As Prime Minister, Mr Murayama is also the Supreme Commander of Japan's 233,000- strong armed forces, known as the Self-Defence Forces, and in real terms he had little alternative but to acknowledge the right of the military he commands to exist. Despite the accusations of hypocrisy from the opposition parties in the Diet (parliament), he jettisoned his party's anti-militarist stance as smoothly as he slid into a coalition with his conservative rivals, the Liberal Democratic Party, last month. 'Please listen to this carefully,' said Mr Murayama to fierce heckling in the Diet. 'As long as we keep the defence-only posture and as long as they are kept at a minimum, the Self-Defence Forces are constitutional.'
But if political expediency is forcing dizzy U-turns in Socialist Party policy, the opposition is determined not to let Mr Murayama off the hook too easily. 'How can you scrap basic principles of your party's founding?' asked Tsutomu Hata, the former prime minister, displaced by Mr Murayama in June. 'I must say your government is an irresponsible one created just to keep your two parties in power.'
Article 9 of Japan's constitution, imposed by the US after the Second World War, prohibits the maintenance of 'land, sea and air forces, as well as other war potential'. But after the shock of the Korean war and the threat of Communism spreading, the United States quickly prodded Japan into setting up the so-called Self-Defence Forces (SDF). Today there are 233,818 men and women in the army, navy and air force. Japan's military budget is the third largest in the world after the US and Russia, and its navy is the biggest in the Pacific after the US. The SDF's state-of-the-art destroyers, anti-submarine equipment, radar and missile systems belie the timid, self-demeaning image it conveys in public.
The existence of the SDF was justified throughout the 38 years of LDP rule by a legalistic sleight of hand that argued that the country's right to defend itself superseded any specific clause in the constitution. The Socialists, however, made an anti-militaristic pacifism into one of the party's main policies. This is still one of the main obstacles to Tokyo's long- cherished goal of a permanent seat on the UN Security Council.

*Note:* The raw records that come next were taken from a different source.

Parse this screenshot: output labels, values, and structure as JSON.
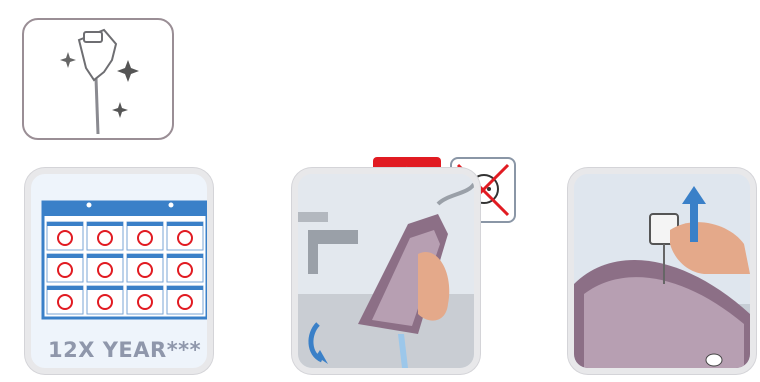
{
  "top_icon": {
    "name": "anti-calc-valve-sparkle-icon"
  },
  "tiles": [
    {
      "id": "calendar",
      "icon": "calendar-grid-icon",
      "caption": "12X YEAR***"
    },
    {
      "id": "unplug",
      "icon": "iron-tilt-illustration",
      "warning_icon": "warning-triangle-icon",
      "unplug_icon": "unplug-socket-icon"
    },
    {
      "id": "remove",
      "icon": "pull-out-valve-illustration"
    }
  ],
  "colors": {
    "accent_red": "#e11b22",
    "caption_gray": "#8f97ab",
    "iron_purple": "#8c6f86"
  }
}
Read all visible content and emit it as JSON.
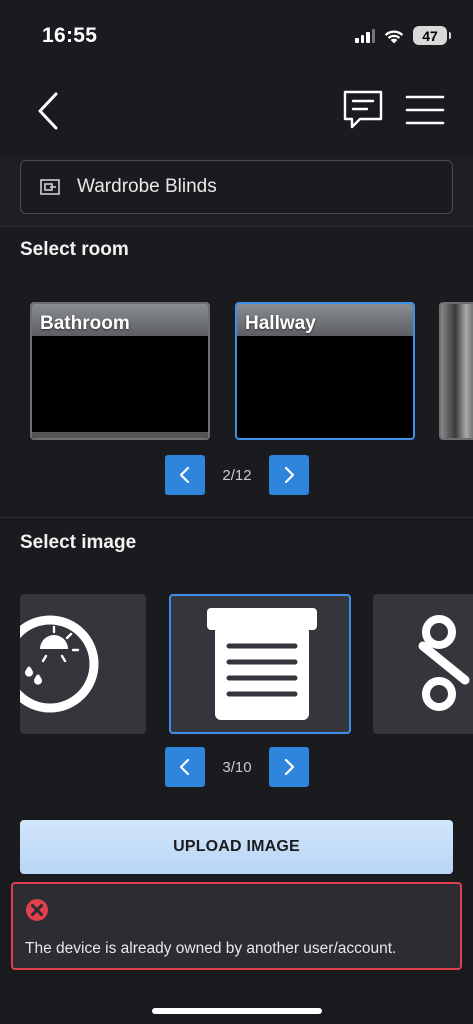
{
  "status_bar": {
    "time": "16:55",
    "battery": "47"
  },
  "device": {
    "name": "Wardrobe Blinds"
  },
  "room_section": {
    "title": "Select room",
    "cards": [
      {
        "label": "Bathroom",
        "selected": false
      },
      {
        "label": "Hallway",
        "selected": true
      },
      {
        "label": "",
        "selected": false
      }
    ],
    "pager": "2/12"
  },
  "image_section": {
    "title": "Select image",
    "cards": [
      {
        "icon": "weather-icon",
        "selected": false
      },
      {
        "icon": "blinds-icon",
        "selected": true
      },
      {
        "icon": "node-icon",
        "selected": false
      }
    ],
    "pager": "3/10"
  },
  "upload": {
    "label": "UPLOAD IMAGE"
  },
  "error_toast": {
    "message": "The device is already owned by another user/account."
  },
  "colors": {
    "accent": "#2f84dc",
    "selected_border": "#3f8fe6",
    "error": "#e0404c"
  }
}
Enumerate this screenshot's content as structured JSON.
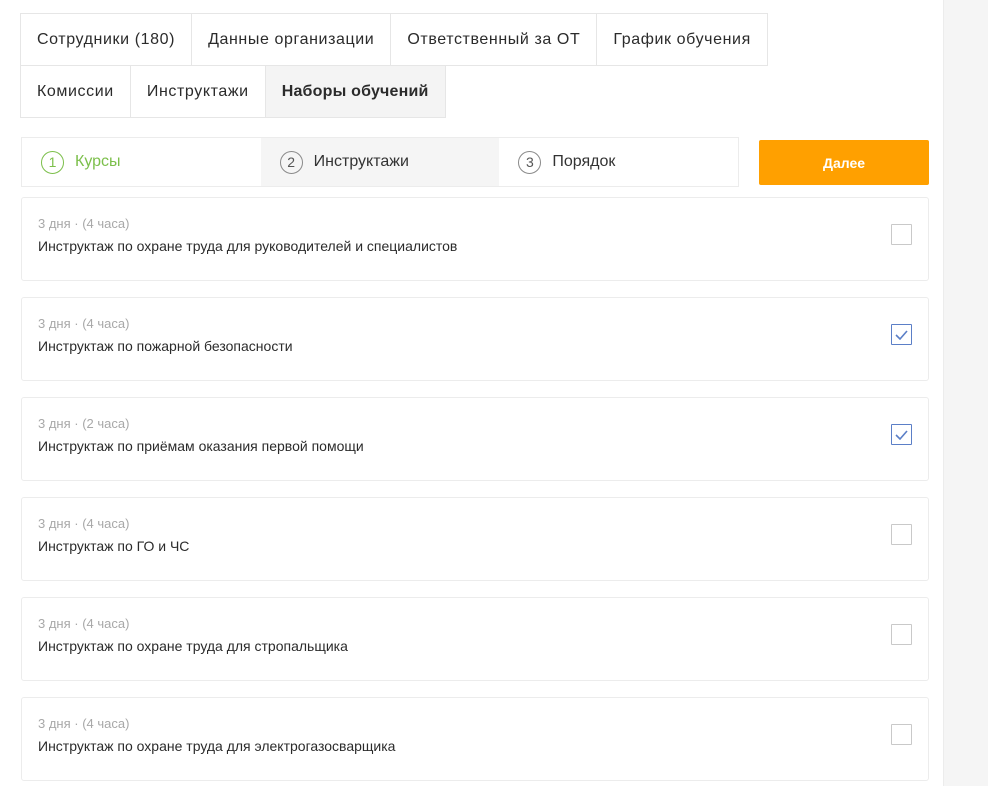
{
  "tabs_row1": [
    {
      "label": "Сотрудники (180)"
    },
    {
      "label": "Данные организации"
    },
    {
      "label": "Ответственный за ОТ"
    },
    {
      "label": "График обучения"
    }
  ],
  "tabs_row2": [
    {
      "label": "Комиссии"
    },
    {
      "label": "Инструктажи"
    },
    {
      "label": "Наборы обучений",
      "active": true
    }
  ],
  "stepper": [
    {
      "num": "1",
      "label": "Курсы",
      "state": "done"
    },
    {
      "num": "2",
      "label": "Инструктажи",
      "state": "current"
    },
    {
      "num": "3",
      "label": "Порядок",
      "state": "pending"
    }
  ],
  "next_button": "Далее",
  "colors": {
    "accent": "#ffa000",
    "done": "#7cbf4b",
    "checkbox_checked": "#5b7fc7"
  },
  "items": [
    {
      "meta": "3 дня · (4 часа)",
      "title": "Инструктаж по охране труда для руководителей и специалистов",
      "checked": false
    },
    {
      "meta": "3 дня · (4 часа)",
      "title": "Инструктаж по пожарной безопасности",
      "checked": true
    },
    {
      "meta": "3 дня · (2 часа)",
      "title": "Инструктаж по приёмам оказания первой помощи",
      "checked": true
    },
    {
      "meta": "3 дня · (4 часа)",
      "title": "Инструктаж по ГО и ЧС",
      "checked": false
    },
    {
      "meta": "3 дня · (4 часа)",
      "title": "Инструктаж по охране труда для стропальщика",
      "checked": false
    },
    {
      "meta": "3 дня · (4 часа)",
      "title": "Инструктаж по охране труда для электрогазосварщика",
      "checked": false
    }
  ]
}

In 1990 the Socialists were the main opponents of Japan playing any role in the anti-Iraq alliance in the Gulf war. After fierce international criticism, the government belatedly promised to donate money to the war effort. In 1992 the Socialists held up for months a government plan to send peace- keeping troops to Cambodia. Finally the government succeeded in sending peace-keepers to Cambodia, arguing that after the Gulf war debacle, Japan would be exposed to even greater international ridicule if it did not make some contribution. But Japanese public opinion has become so accustomed to Socialist pacifism that the death of one Japanese policeman in Cambodia threatened to scuttle the operation.